What Causes A Dishwasher to Overflow?
As stated in HomeSteady; An overflowing dishwasher can be a serious problem in your kitchen. Water leaking from the unit can cause damage to your floors that requires major repair. Several underlying problems can cause a dishwasher to overflow with water and detergent. The problems range from simple user error to faulty parts that need adjustment or replacement. Knowing the potential causes can help you diagnose and repair the problem quickly before more damage occurs.
- Dish Detergent:
The most common reason for dishwasher overflow is soapsuds. By using a poor detergent that leaves more than 1/2 inch of suds on top of the water, a soapy overflow can happen. Also, the addition of even a very small amount of dishwasher liquid or hand soap can cause overflow around the door. If you have inadvertently put too much detergent or the wrong type of soap into the machine, add some vinegar to the tub to remove the foam.
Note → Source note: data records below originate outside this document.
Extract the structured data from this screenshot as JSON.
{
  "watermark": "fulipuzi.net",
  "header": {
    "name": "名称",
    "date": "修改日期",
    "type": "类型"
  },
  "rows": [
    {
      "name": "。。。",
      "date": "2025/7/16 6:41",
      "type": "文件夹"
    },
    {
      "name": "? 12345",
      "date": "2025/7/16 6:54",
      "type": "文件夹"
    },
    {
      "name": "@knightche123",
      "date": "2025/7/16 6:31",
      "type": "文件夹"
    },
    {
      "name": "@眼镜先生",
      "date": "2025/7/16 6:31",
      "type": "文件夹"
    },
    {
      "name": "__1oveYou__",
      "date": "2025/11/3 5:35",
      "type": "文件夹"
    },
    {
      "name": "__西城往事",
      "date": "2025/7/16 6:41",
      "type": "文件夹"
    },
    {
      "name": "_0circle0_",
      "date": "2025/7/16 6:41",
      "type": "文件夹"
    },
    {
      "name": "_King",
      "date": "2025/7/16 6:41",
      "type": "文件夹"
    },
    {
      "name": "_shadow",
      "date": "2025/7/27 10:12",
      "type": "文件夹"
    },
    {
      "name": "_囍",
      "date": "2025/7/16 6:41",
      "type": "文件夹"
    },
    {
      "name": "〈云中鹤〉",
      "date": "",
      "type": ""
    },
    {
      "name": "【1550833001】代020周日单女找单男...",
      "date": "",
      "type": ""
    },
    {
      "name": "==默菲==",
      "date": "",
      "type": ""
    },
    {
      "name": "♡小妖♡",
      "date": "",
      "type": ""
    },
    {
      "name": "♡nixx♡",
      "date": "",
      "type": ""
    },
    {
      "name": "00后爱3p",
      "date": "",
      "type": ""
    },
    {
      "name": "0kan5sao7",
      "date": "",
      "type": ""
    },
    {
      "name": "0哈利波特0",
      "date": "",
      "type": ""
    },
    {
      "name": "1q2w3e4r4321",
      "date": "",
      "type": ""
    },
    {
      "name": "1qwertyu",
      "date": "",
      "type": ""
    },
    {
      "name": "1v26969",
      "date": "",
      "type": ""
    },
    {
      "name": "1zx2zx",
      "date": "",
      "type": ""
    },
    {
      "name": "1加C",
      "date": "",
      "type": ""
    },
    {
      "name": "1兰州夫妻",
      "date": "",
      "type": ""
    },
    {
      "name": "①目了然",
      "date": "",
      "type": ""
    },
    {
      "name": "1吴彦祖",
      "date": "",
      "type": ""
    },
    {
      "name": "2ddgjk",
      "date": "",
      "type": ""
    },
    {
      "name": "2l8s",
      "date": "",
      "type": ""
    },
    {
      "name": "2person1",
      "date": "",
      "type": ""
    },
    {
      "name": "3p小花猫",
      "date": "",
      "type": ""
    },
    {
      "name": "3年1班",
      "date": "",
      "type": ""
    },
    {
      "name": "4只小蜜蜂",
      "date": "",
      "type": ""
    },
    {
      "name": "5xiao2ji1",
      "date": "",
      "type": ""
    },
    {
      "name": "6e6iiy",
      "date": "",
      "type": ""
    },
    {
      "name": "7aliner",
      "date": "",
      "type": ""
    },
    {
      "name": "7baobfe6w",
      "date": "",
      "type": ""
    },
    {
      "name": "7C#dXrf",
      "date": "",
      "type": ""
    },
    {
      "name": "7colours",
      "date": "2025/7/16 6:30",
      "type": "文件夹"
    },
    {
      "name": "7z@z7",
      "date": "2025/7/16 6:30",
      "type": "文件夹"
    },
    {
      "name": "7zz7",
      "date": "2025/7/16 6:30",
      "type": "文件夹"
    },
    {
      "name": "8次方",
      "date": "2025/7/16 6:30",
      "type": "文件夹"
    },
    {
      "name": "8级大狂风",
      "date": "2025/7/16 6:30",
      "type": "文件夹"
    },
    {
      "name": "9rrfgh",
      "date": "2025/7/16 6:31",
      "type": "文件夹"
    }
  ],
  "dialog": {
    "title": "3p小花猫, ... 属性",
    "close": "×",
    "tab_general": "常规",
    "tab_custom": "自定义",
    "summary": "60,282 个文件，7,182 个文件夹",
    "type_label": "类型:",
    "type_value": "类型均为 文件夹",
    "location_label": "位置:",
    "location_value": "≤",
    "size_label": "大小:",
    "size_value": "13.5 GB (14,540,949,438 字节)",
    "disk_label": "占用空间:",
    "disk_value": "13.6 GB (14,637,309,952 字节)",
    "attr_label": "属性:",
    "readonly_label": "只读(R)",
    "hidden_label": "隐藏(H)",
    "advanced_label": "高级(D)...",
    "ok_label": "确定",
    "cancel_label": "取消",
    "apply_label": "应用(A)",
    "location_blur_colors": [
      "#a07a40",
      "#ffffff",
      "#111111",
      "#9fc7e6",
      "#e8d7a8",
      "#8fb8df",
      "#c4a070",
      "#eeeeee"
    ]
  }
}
- Door Gasket
If water is leaking out around the dishwasher door and it is not soapy or foamy, there is a good chance that the door gasket has worn out. The door gasket is a rubber seal that surrounds the door opening and prevents such leaking. But if the gasket is torn, worn, dirty or missing entirely, it can easily allow large amounts of water through the opening and into the floor. Replacement is generally the best way to repair this problem.
- Tub Seal
If the motor in your dishwasher is mounted vertically beneath the main rack in the bottom center of your machine, the tub seal may be leaking, which typically results in water overflowing underneath the dishwasher and running either behind or out in front of the unit. With this type of motor, you can remove the seal from its housing and replace it to solve the problem. Otherwise, you may have a motor that is mounted horizontally. These machines are not as self-service friendly and usually require professional repair or complete replacement of the motor assembly.
- Water Supply Tube
Water flows from the same water pipes that supply the rest of your home into a supply tube that hooks into the machine, generally near the bottom rear of the dishwasher. If you are seeing evidence of overflow, the problem may not be an overflow at all. In fact, the water possibly never reached the machine at all. Holes in the supply tube will result in water spillage as will improperly connected tubes. Water may actually be spilling out from the connector and causing you to think there is a problem with the machine.